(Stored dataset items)

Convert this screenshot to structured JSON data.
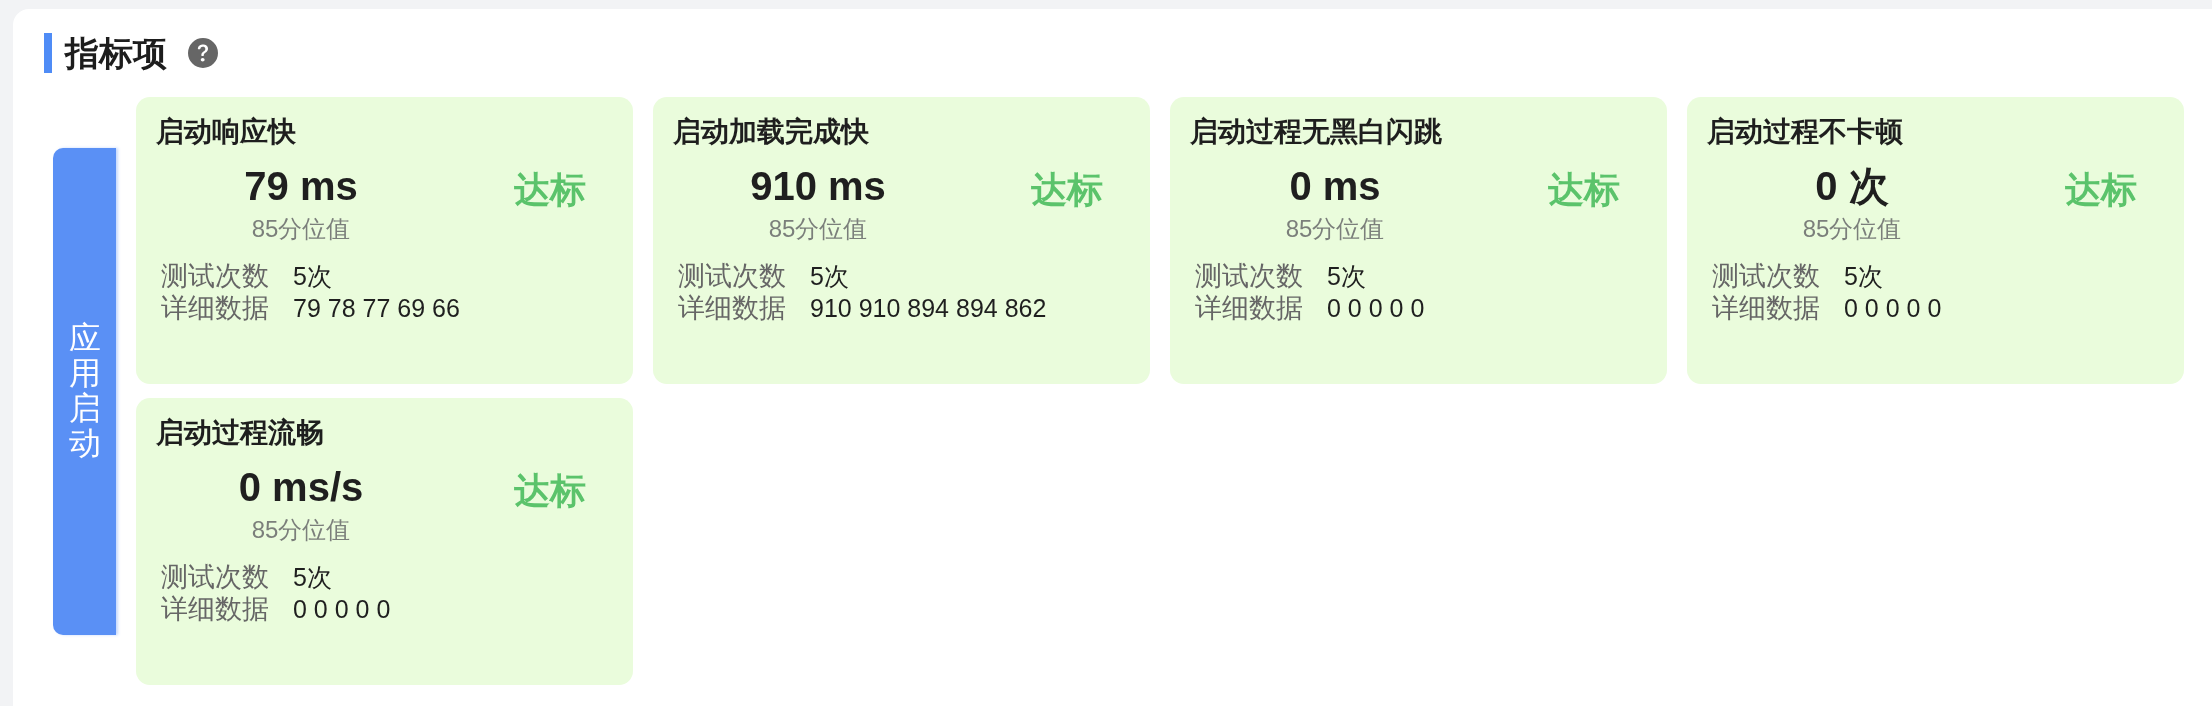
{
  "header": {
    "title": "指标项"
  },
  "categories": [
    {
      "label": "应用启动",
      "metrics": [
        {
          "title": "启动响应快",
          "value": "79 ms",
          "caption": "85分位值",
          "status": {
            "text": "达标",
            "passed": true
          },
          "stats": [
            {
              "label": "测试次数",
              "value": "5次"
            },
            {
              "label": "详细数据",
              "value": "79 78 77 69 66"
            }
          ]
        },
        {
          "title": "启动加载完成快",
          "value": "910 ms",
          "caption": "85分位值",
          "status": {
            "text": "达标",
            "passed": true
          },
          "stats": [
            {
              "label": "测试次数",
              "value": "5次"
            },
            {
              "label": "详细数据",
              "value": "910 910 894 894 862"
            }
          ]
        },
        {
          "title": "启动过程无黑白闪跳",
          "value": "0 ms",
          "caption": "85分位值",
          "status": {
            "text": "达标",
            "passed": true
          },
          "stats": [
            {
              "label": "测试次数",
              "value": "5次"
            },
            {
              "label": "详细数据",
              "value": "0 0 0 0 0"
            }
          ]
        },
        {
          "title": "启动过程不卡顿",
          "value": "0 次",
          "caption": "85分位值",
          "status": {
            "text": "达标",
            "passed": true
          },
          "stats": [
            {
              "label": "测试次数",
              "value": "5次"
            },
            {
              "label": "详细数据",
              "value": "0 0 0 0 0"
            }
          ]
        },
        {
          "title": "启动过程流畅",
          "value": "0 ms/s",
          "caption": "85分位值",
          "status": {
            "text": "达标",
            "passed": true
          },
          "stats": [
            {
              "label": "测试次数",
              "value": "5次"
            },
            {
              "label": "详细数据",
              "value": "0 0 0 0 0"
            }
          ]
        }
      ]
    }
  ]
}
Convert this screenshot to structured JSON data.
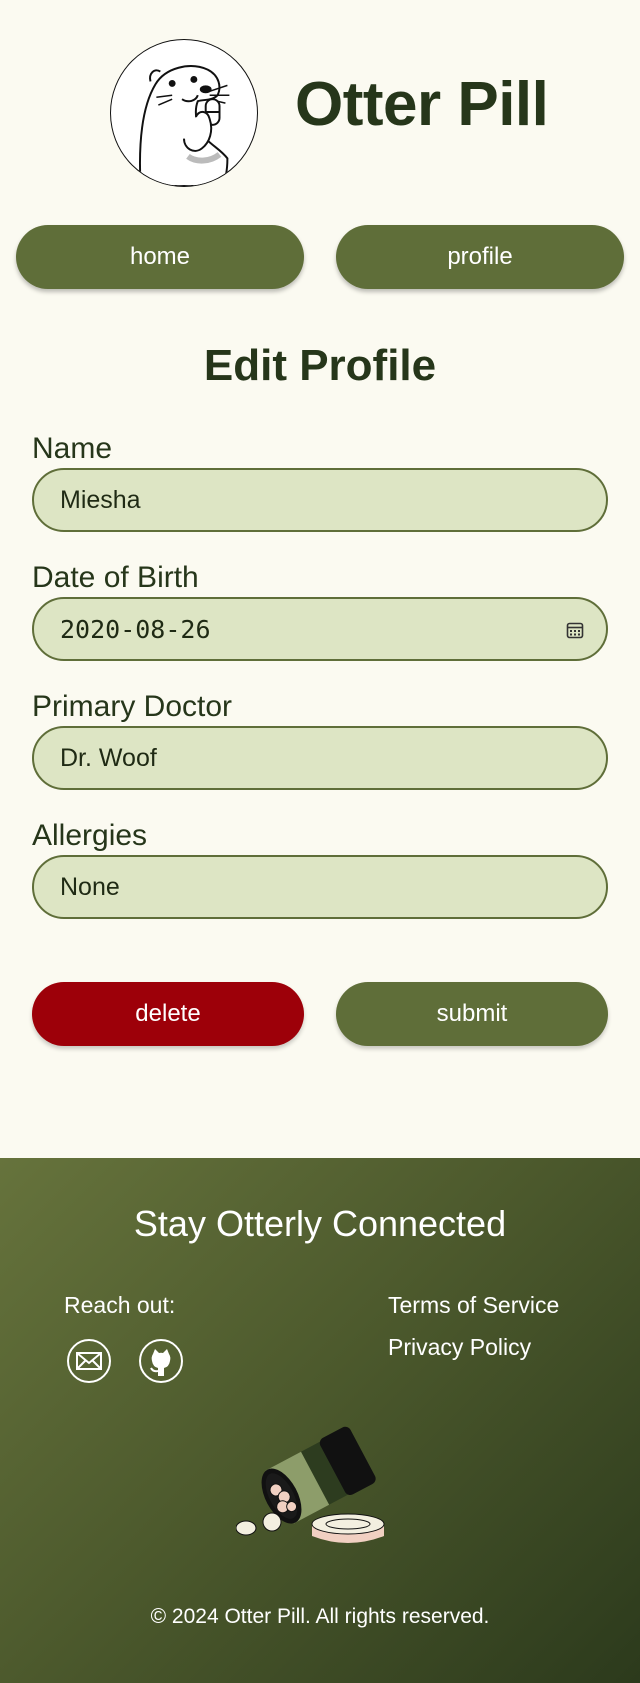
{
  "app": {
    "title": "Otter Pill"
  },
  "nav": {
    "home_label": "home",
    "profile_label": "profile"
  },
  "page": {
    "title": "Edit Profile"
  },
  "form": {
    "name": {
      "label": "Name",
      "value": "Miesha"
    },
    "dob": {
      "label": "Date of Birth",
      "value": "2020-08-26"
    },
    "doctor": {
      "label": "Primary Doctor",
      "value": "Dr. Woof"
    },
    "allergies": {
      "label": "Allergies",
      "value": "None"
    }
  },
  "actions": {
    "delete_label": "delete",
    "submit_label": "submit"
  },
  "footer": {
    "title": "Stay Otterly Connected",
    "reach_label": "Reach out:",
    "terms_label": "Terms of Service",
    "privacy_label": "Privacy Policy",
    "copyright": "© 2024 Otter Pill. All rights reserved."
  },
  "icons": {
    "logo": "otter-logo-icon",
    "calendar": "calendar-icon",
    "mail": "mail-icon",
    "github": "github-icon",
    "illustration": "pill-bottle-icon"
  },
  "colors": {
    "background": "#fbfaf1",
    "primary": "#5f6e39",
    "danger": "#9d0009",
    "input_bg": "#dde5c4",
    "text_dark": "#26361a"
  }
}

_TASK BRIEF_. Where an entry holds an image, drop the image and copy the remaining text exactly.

_FINISHED TASK_.
Convert this screenshot to structured JSON data.
{
  "header": {
    "title": "指标项"
  },
  "categories": [
    {
      "label": "应用启动",
      "metrics": [
        {
          "title": "启动响应快",
          "value": "79 ms",
          "caption": "85分位值",
          "status": {
            "text": "达标",
            "passed": true
          },
          "stats": [
            {
              "label": "测试次数",
              "value": "5次"
            },
            {
              "label": "详细数据",
              "value": "79 78 77 69 66"
            }
          ]
        },
        {
          "title": "启动加载完成快",
          "value": "910 ms",
          "caption": "85分位值",
          "status": {
            "text": "达标",
            "passed": true
          },
          "stats": [
            {
              "label": "测试次数",
              "value": "5次"
            },
            {
              "label": "详细数据",
              "value": "910 910 894 894 862"
            }
          ]
        },
        {
          "title": "启动过程无黑白闪跳",
          "value": "0 ms",
          "caption": "85分位值",
          "status": {
            "text": "达标",
            "passed": true
          },
          "stats": [
            {
              "label": "测试次数",
              "value": "5次"
            },
            {
              "label": "详细数据",
              "value": "0 0 0 0 0"
            }
          ]
        },
        {
          "title": "启动过程不卡顿",
          "value": "0 次",
          "caption": "85分位值",
          "status": {
            "text": "达标",
            "passed": true
          },
          "stats": [
            {
              "label": "测试次数",
              "value": "5次"
            },
            {
              "label": "详细数据",
              "value": "0 0 0 0 0"
            }
          ]
        },
        {
          "title": "启动过程流畅",
          "value": "0 ms/s",
          "caption": "85分位值",
          "status": {
            "text": "达标",
            "passed": true
          },
          "stats": [
            {
              "label": "测试次数",
              "value": "5次"
            },
            {
              "label": "详细数据",
              "value": "0 0 0 0 0"
            }
          ]
        }
      ]
    }
  ]
}
Convert this screenshot to structured JSON data.
{
  "app": {
    "title": "Otter Pill"
  },
  "nav": {
    "home_label": "home",
    "profile_label": "profile"
  },
  "page": {
    "title": "Edit Profile"
  },
  "form": {
    "name": {
      "label": "Name",
      "value": "Miesha"
    },
    "dob": {
      "label": "Date of Birth",
      "value": "2020-08-26"
    },
    "doctor": {
      "label": "Primary Doctor",
      "value": "Dr. Woof"
    },
    "allergies": {
      "label": "Allergies",
      "value": "None"
    }
  },
  "actions": {
    "delete_label": "delete",
    "submit_label": "submit"
  },
  "footer": {
    "title": "Stay Otterly Connected",
    "reach_label": "Reach out:",
    "terms_label": "Terms of Service",
    "privacy_label": "Privacy Policy",
    "copyright": "© 2024 Otter Pill. All rights reserved."
  },
  "icons": {
    "logo": "otter-logo-icon",
    "calendar": "calendar-icon",
    "mail": "mail-icon",
    "github": "github-icon",
    "illustration": "pill-bottle-icon"
  },
  "colors": {
    "background": "#fbfaf1",
    "primary": "#5f6e39",
    "danger": "#9d0009",
    "input_bg": "#dde5c4",
    "text_dark": "#26361a"
  }
}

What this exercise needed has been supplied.